In Reply to: Re: To tell someone off posted by ESC on March 10, 2004
: : I was explaining to my French students that although "reprimand" is the correct word, "to tell someone off" is the more usual phrase but then they asked what that meant and where did it come from, and for the life of me I'd no idea, please help.
: Reprimand is more a person in authority scolding an underling. "Tell off" is more between equals.
: Tell (someone) where to get off, to express anger at, rebuke strongly, 1902. Tell off, 1919.
: Tell on, to inform on, 1900.
: From "Listening to America" by Stuart Berg Flexner (Simon and Schuster, New York, 1982).

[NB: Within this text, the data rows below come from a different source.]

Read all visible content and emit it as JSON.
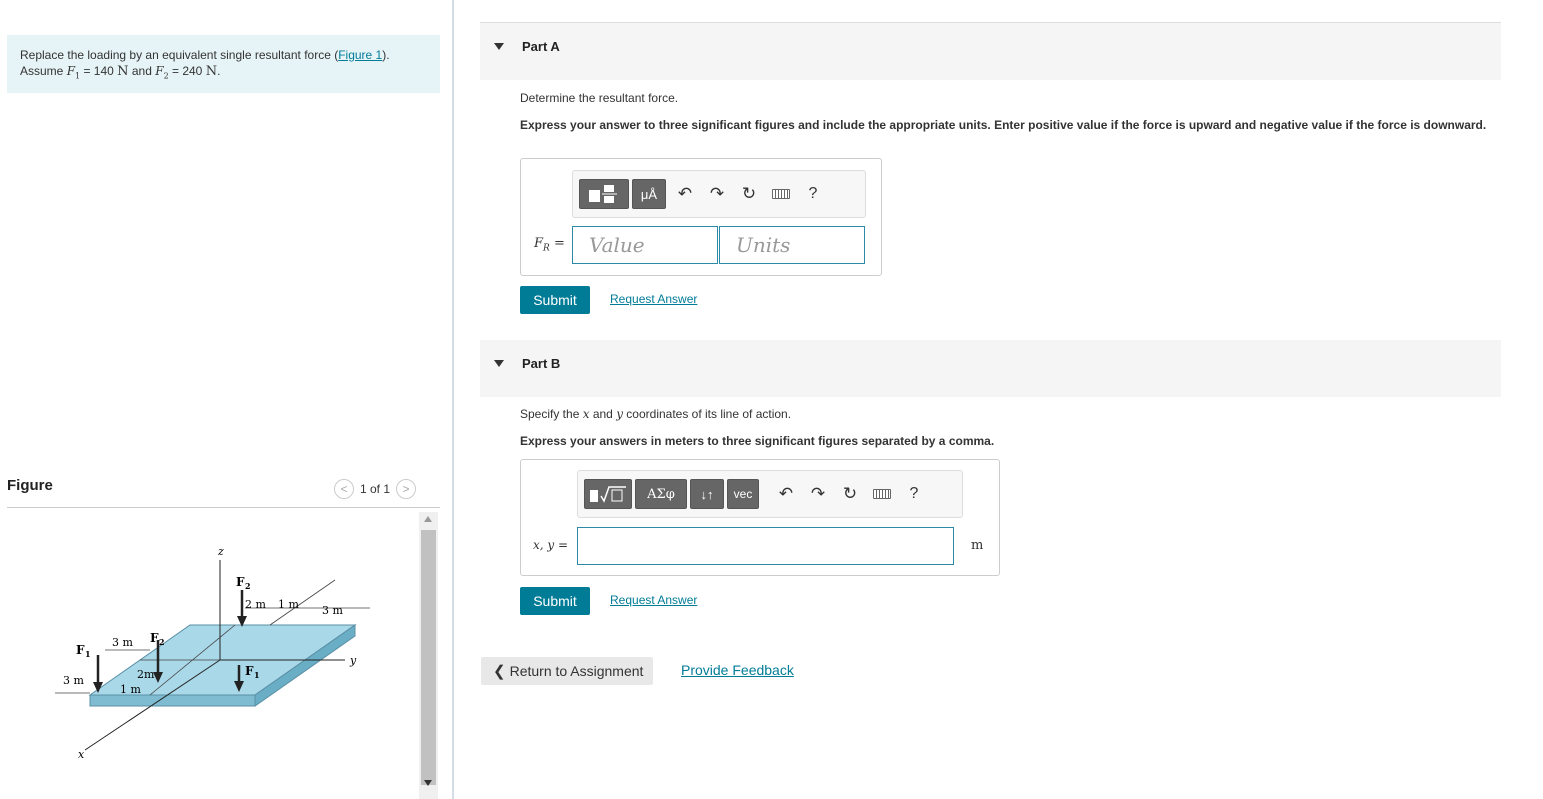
{
  "problem": {
    "text_prefix": "Replace the loading by an equivalent single resultant force (",
    "figure_link": "Figure 1",
    "text_suffix": ").",
    "assume_label": "Assume",
    "f1_sym": "F",
    "f1_sub": "1",
    "f1_value": " = 140 ",
    "f1_unit": "N",
    "and_word": " and ",
    "f2_sym": "F",
    "f2_sub": "2",
    "f2_value": " = 240 ",
    "f2_unit": "N",
    "period": "."
  },
  "figure": {
    "title": "Figure",
    "counter": "1 of 1",
    "labels": {
      "z": "z",
      "x": "x",
      "y": "y",
      "F1a": "F",
      "F1a_sub": "1",
      "F1b": "F",
      "F1b_sub": "1",
      "F2a": "F",
      "F2a_sub": "2",
      "F2b": "F",
      "F2b_sub": "2",
      "d_2m_top": "2 m",
      "d_1m_top": "1 m",
      "d_3m_top": "3 m",
      "d_3m_left": "3 m",
      "d_3m_side": "3 m",
      "d_2m_mid": "2m",
      "d_1m_bot": "1 m"
    }
  },
  "part_a": {
    "title": "Part A",
    "question": "Determine the resultant force.",
    "instructions": "Express your answer to three significant figures and include the appropriate units. Enter positive value if the force is upward and negative value if the force is downward.",
    "toolbar": {
      "units_btn": "μÅ",
      "help": "?"
    },
    "field_label_main": "F",
    "field_label_sub": "R",
    "field_label_eq": " =",
    "value_placeholder": "Value",
    "units_placeholder": "Units",
    "submit": "Submit",
    "request_answer": "Request Answer"
  },
  "part_b": {
    "title": "Part B",
    "question_prefix": "Specify the ",
    "question_x": "x",
    "question_mid": " and ",
    "question_y": "y",
    "question_suffix": " coordinates of its line of action.",
    "instructions": "Express your answers in meters to three significant figures separated by a comma.",
    "toolbar": {
      "greek_btn": "ΑΣφ",
      "arrows_btn": "↓↑",
      "vec_btn": "vec",
      "help": "?"
    },
    "field_label": "x, y =",
    "unit": "m",
    "submit": "Submit",
    "request_answer": "Request Answer"
  },
  "footer": {
    "return": "Return to Assignment",
    "feedback": "Provide Feedback"
  }
}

Telling someone "where to get off" is an interesting expression. I always hear the off as a preposition, not an adverb, with the rest of the prepositional phrase left to the imagination, perhaps, get off the trolley or off the bus (or off the road?). Americans, sadly, often say "where to get off at." A more explicit destination is implied in the phrase "I told him where he could go," rendered sometimes as "I told him where to go." I cannot agree with Mr. Flexner, however, that we can leap to "tell someone off" by omitting all the words between "tell someone" and "off." I believe the phrase "to tell off" has a longer history than just from 1919. It has been used, at least in the military, for a long time as (using the language of the OED) "to count off from the whole number or company; to separate or detach, esp. so many men for a particular duty. The other meaning of "to tell off," as "to scold or reprimand," also has a military history, and is probably related to the other. In both meanings, some individuals are singled out for special treatment. The OED names "tick off" as synonymous with "tell off" in the sense of "to scold." This use of "tick off" is now very old-fashioned, but congruent with the use of verbs like "tell" or "call" to single out men from the mass. True, it requires yet another leap to get to "tell someone off" in a non-military context in which you "scold them out" severely. But it is certainly not as great a leap as the one made by Mr. Flexner. SS